The driver, Henri Paul, Fayed claims, was also in the pay of some malevolent party - hence the large sums found in his accounts - but Paul was double-crossed. He was hired and paid to take Diana and Dodi to their deaths, but the plan as he understood it wasn't for him to die too. Paul's main job on the night was to persuade Trevor Rees-Jones, the bodyguard, to dispense with the usual security car that followed Diana's vehicle.

The question of Paul's drunkenness is also, Fayed says, being unravelled by Sir John's team. Questions remain over an apparent mix-up by French police in which a blood sample of Paul's may have become muddled with someone else's. According to Fayed: "Paul's parents have agreed to a DNA test that will establish whether the blood sample that still exists is Henri's or somebody else's."

This is remarkable stuff - or will be if it's backed by Sir John. But there is still so much we want to know - the truth, that is - from Fayed. For starters, a straight description of his background. If he is to become some kind of regicidal Lenin figure, it would be nice to know whether he's posh, as his PR people used to maintain, or a man of the people, as he likes to say he is.

"I've always said I come from a humble background. It was a PR man who said all these things without my permission. I said, 'Why you do the bullshit, because it's not right. It's baloney.' My father was the chief inspector of northern Egypt for the ministry of education. My grandfather was a shipbuilder - wooden fruit-carrying ships with sails and engines.

"My father wanted me to be a teacher or doctor, but I said no thank you. I started with 500 Egyptian pounds from my grandfather when I opened my office at 18. I was booking cargo for grandfather's ships, working on commission. I made £200,000 in my first year and I started buying ships. They were about £20,000. I bought four straight away. By the time I was 21, I had 30. Then I bought part of a shipping line from a friend in financial trouble, and by 24 was head of it. Then I took my two brothers into the business. Nasser nationalised everything in Egypt, so we went to England. And that's the Fayed story. Humble beginnings. Always humble. I didn't inherit anything."

Fayed's showbiz side also has its roots in Egypt. "I always loved Egyptian comedy, so when I was building my shipping businesses, I also got into comedy films and facilities. I become agent for 20th Century Fox in Egypt.

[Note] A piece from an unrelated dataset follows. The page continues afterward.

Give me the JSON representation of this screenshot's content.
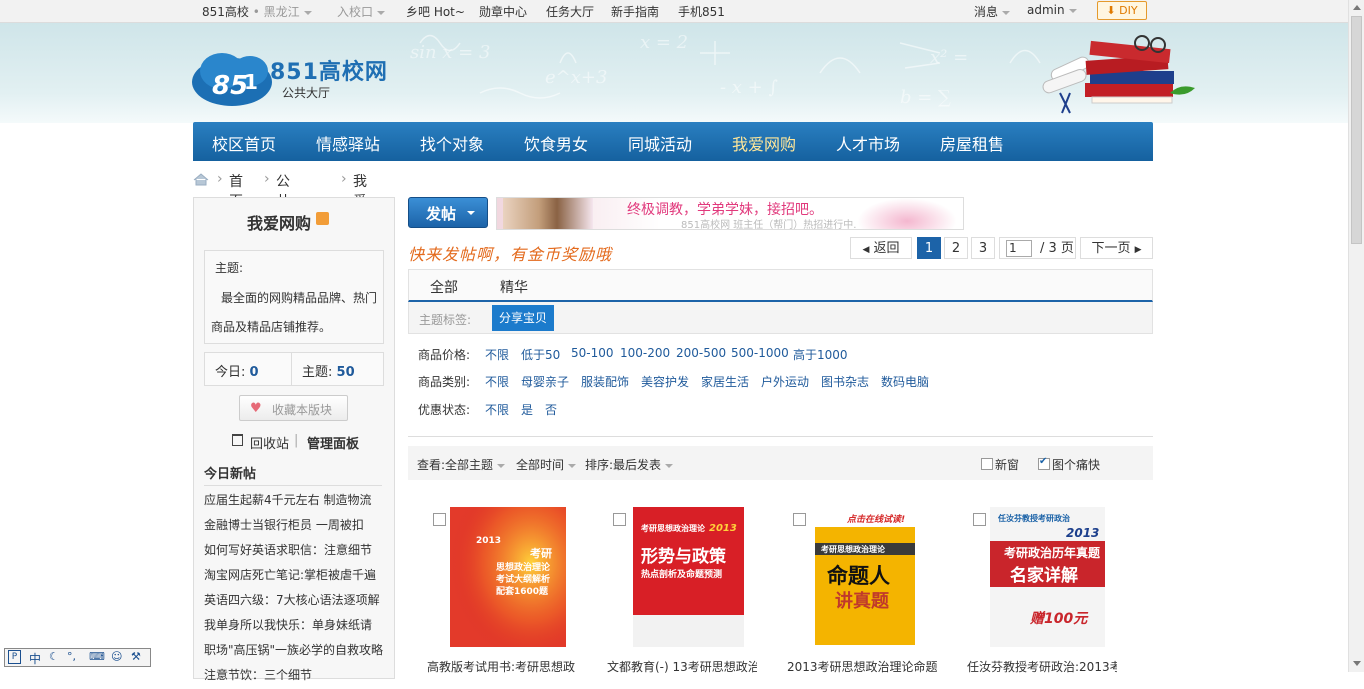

They need special effects, they need an army, I get it: shipping, I do it. So I was involved with Cleopatra, The Ten Commandments, Gordon of Khartoum. That's how all that started. Then, in England, I financed Breaking Glass and Chariots of Fire, Peter Pan and other movies."

So what, I wondered, is this obsession with being British? The relentlessness of his campaign for a passport puts me in mind of a son trying against the odds to gain the approval of a father who refuses to acknowledge him. In his position, most of us would choose not to live in Britain. He has received the Légion d'Honneur in France and would be welcome there. He is almost a ready-made New Yorker or Los Angeleno. So why continue the fruitless attempt to become a UK citizen?

He insists that he has no obsession about being British. It's just that the country is now home. "Listen, I was educated by the British, I've lived 35 years in England. I just don't want to be any place else."

That's all very well: but what if, I wonder, all had gone differently and Dodi and Diana were now happily married with kids and he was offered the chance by a grateful Queen to be made Duke of Knightsbridge? Surely he would accept?

"Listen, I don't need honours. Your real honours are your achievements. What you give, what you leave for ever. I do things with care, with compassion, with love, with history. Harrods is my pyramid. The Ritz is my pyramid. My charities are my pyramids. I grew up with 7,000 years of history behind me. Why would I want honours from people who were wearing animal skins and carrying sticks when my people were the greatest civilisation in the world? Fug it."

'You're Fayed' is on Channel 4 on Thursday 31 March at 10pm